■ Task prompt ■
Return each line of the listing that has the word "kind" in it.

■ Material for this task ■
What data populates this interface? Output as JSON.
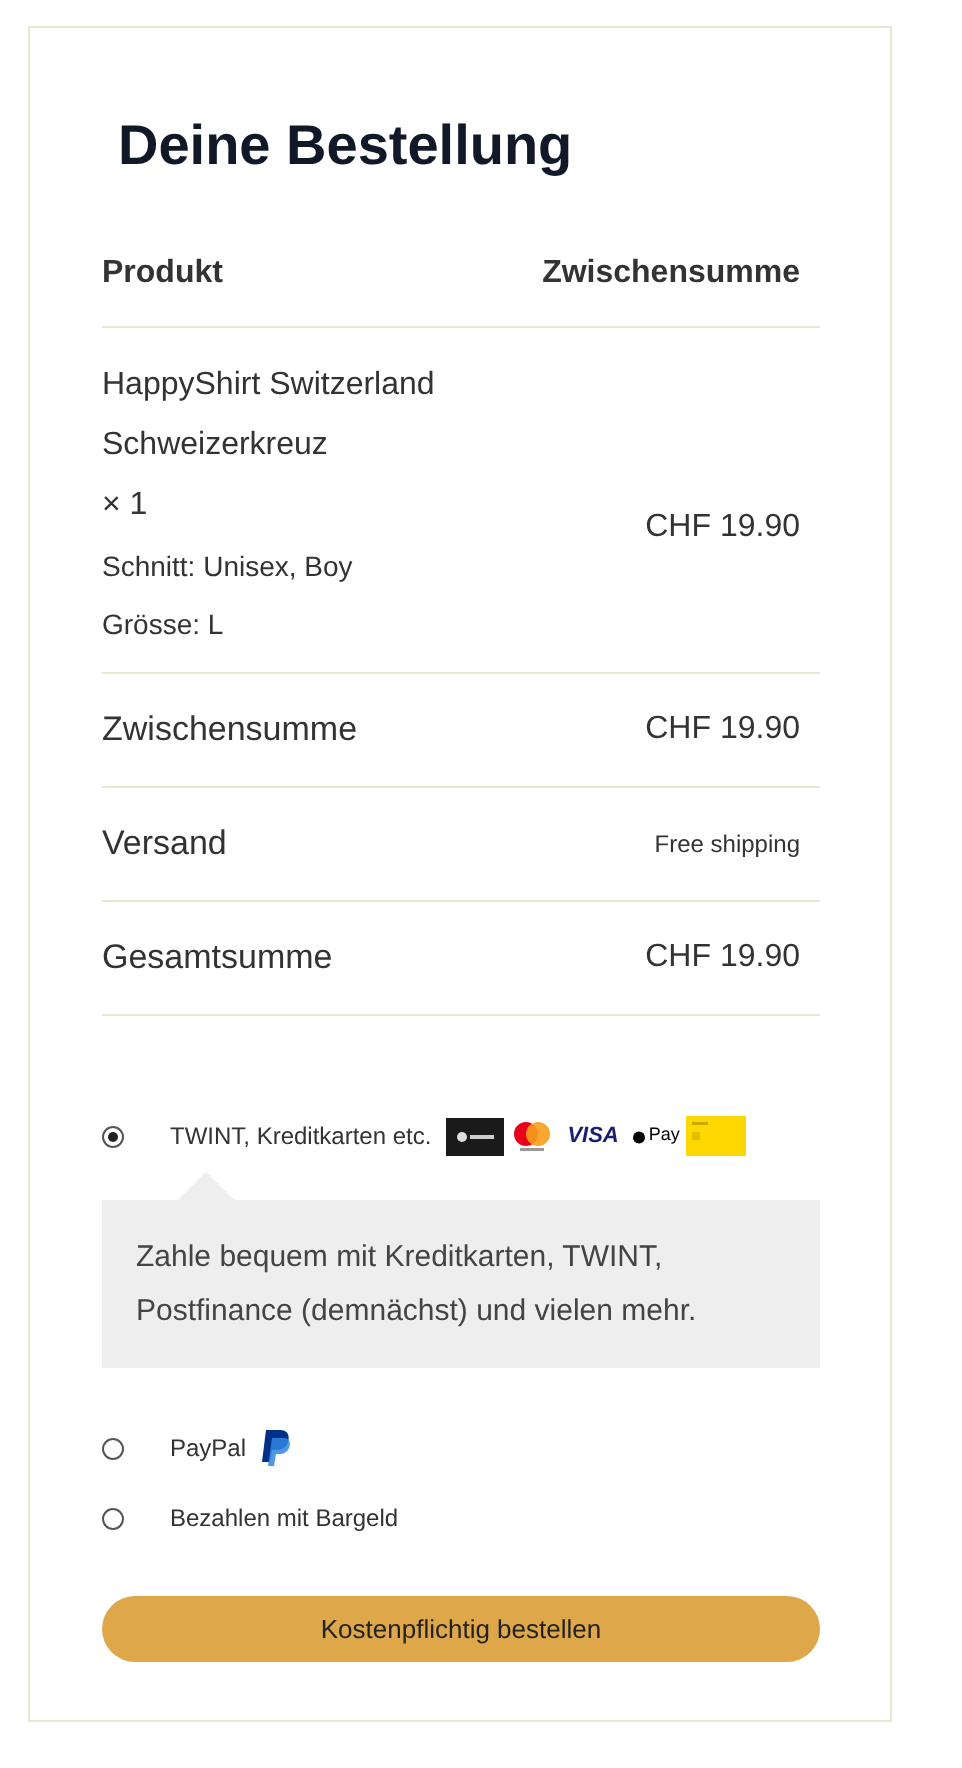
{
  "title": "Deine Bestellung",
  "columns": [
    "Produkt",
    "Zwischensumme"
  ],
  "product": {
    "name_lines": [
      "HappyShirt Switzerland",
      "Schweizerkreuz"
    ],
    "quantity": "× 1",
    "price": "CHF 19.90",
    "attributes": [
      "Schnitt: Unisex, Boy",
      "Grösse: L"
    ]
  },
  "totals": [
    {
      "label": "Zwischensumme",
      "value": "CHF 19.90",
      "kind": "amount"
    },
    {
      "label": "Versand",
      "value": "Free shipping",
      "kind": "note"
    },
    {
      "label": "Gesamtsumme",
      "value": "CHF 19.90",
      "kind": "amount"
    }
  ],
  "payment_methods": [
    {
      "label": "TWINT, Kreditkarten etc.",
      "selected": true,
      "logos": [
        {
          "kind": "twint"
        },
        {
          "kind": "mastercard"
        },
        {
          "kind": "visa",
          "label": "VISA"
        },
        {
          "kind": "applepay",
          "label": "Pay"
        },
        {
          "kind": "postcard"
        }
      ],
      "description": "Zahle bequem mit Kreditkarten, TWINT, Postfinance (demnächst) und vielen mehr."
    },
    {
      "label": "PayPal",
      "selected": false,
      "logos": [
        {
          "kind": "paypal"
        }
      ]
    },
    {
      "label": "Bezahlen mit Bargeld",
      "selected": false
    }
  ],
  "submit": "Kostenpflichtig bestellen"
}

■ Solution to the exercise ■
      "kind": "amount"
      "kind": "note"
      "kind": "amount"
          "kind": "twint"
          "kind": "mastercard"
          "kind": "visa",
          "kind": "applepay",
          "kind": "postcard"
          "kind": "paypal"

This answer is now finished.